Could the entries below be reproduced exactly, with the images removed?

** Records supplied **
# # #
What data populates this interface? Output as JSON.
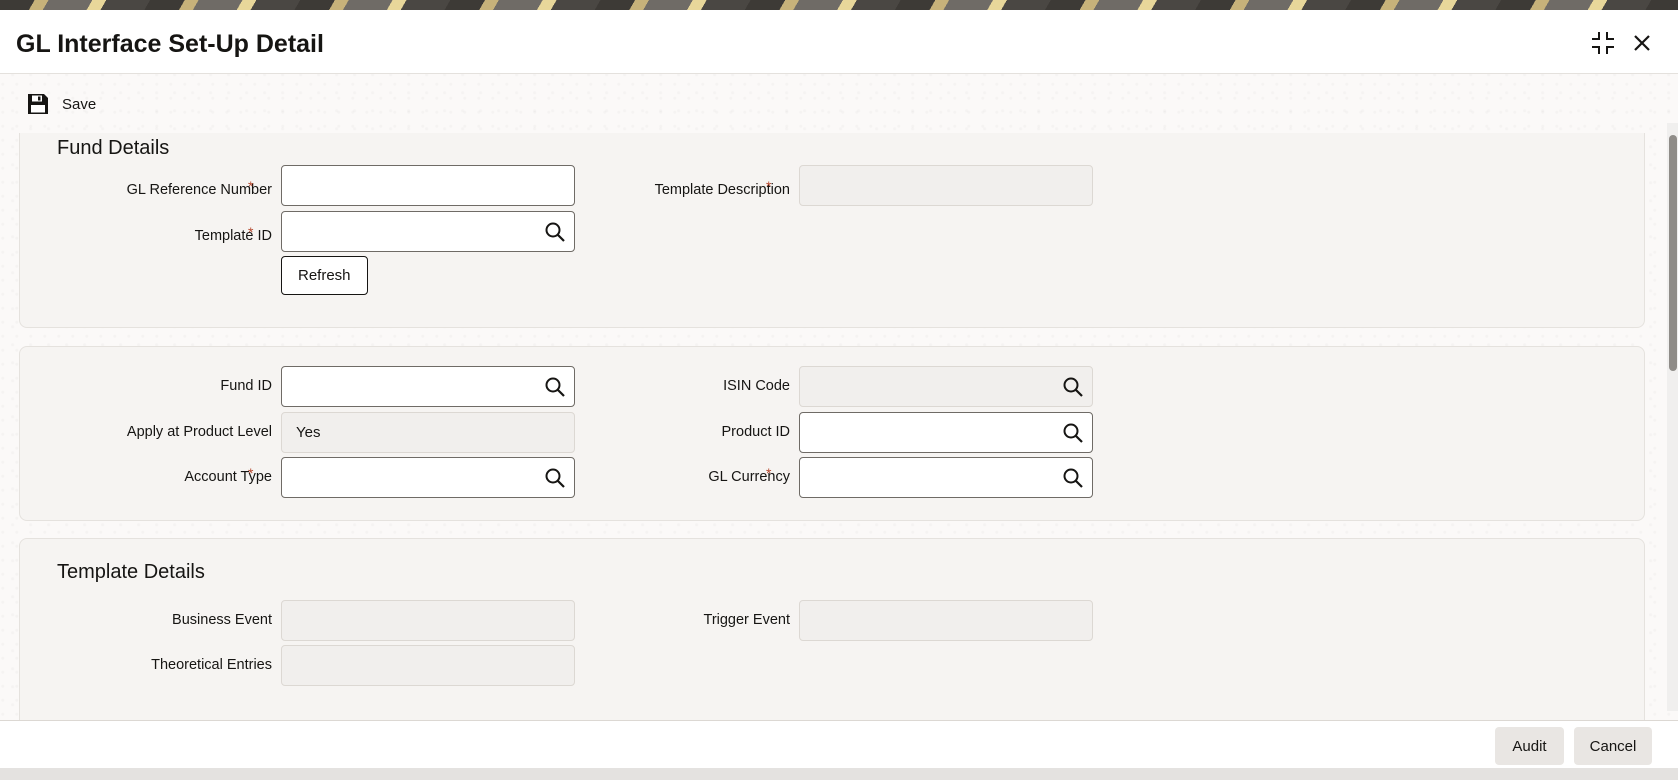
{
  "window": {
    "title": "GL Interface Set-Up Detail"
  },
  "toolbar": {
    "save_label": "Save"
  },
  "fund_details": {
    "section_title": "Fund Details",
    "gl_reference_number": {
      "label": "GL Reference Number",
      "required": "*",
      "value": ""
    },
    "template_description": {
      "label": "Template Description",
      "required": "*",
      "value": ""
    },
    "template_id": {
      "label": "Template ID",
      "required": "*",
      "value": ""
    },
    "refresh_label": "Refresh"
  },
  "fund_info": {
    "fund_id": {
      "label": "Fund ID",
      "value": ""
    },
    "isin_code": {
      "label": "ISIN Code",
      "value": ""
    },
    "apply_at_product_level": {
      "label": "Apply at Product Level",
      "value": "Yes"
    },
    "product_id": {
      "label": "Product ID",
      "value": ""
    },
    "account_type": {
      "label": "Account Type",
      "required": "*",
      "value": ""
    },
    "gl_currency": {
      "label": "GL Currency",
      "required": "*",
      "value": ""
    }
  },
  "template_details": {
    "section_title": "Template Details",
    "business_event": {
      "label": "Business Event",
      "value": ""
    },
    "trigger_event": {
      "label": "Trigger Event",
      "value": ""
    },
    "theoretical_entries": {
      "label": "Theoretical Entries",
      "value": ""
    }
  },
  "footer": {
    "audit_label": "Audit",
    "cancel_label": "Cancel"
  },
  "icons": {
    "save": "floppy-disk-icon",
    "search": "magnifier-icon",
    "maximize": "collapse-corners-icon",
    "close": "close-icon"
  }
}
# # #
** Task answer **
What data populates this interface? Output as JSON.
{
  "window": {
    "title": "GL Interface Set-Up Detail"
  },
  "toolbar": {
    "save_label": "Save"
  },
  "fund_details": {
    "section_title": "Fund Details",
    "gl_reference_number": {
      "label": "GL Reference Number",
      "required": "*",
      "value": ""
    },
    "template_description": {
      "label": "Template Description",
      "required": "*",
      "value": ""
    },
    "template_id": {
      "label": "Template ID",
      "required": "*",
      "value": ""
    },
    "refresh_label": "Refresh"
  },
  "fund_info": {
    "fund_id": {
      "label": "Fund ID",
      "value": ""
    },
    "isin_code": {
      "label": "ISIN Code",
      "value": ""
    },
    "apply_at_product_level": {
      "label": "Apply at Product Level",
      "value": "Yes"
    },
    "product_id": {
      "label": "Product ID",
      "value": ""
    },
    "account_type": {
      "label": "Account Type",
      "required": "*",
      "value": ""
    },
    "gl_currency": {
      "label": "GL Currency",
      "required": "*",
      "value": ""
    }
  },
  "template_details": {
    "section_title": "Template Details",
    "business_event": {
      "label": "Business Event",
      "value": ""
    },
    "trigger_event": {
      "label": "Trigger Event",
      "value": ""
    },
    "theoretical_entries": {
      "label": "Theoretical Entries",
      "value": ""
    }
  },
  "footer": {
    "audit_label": "Audit",
    "cancel_label": "Cancel"
  },
  "icons": {
    "save": "floppy-disk-icon",
    "search": "magnifier-icon",
    "maximize": "collapse-corners-icon",
    "close": "close-icon"
  }
}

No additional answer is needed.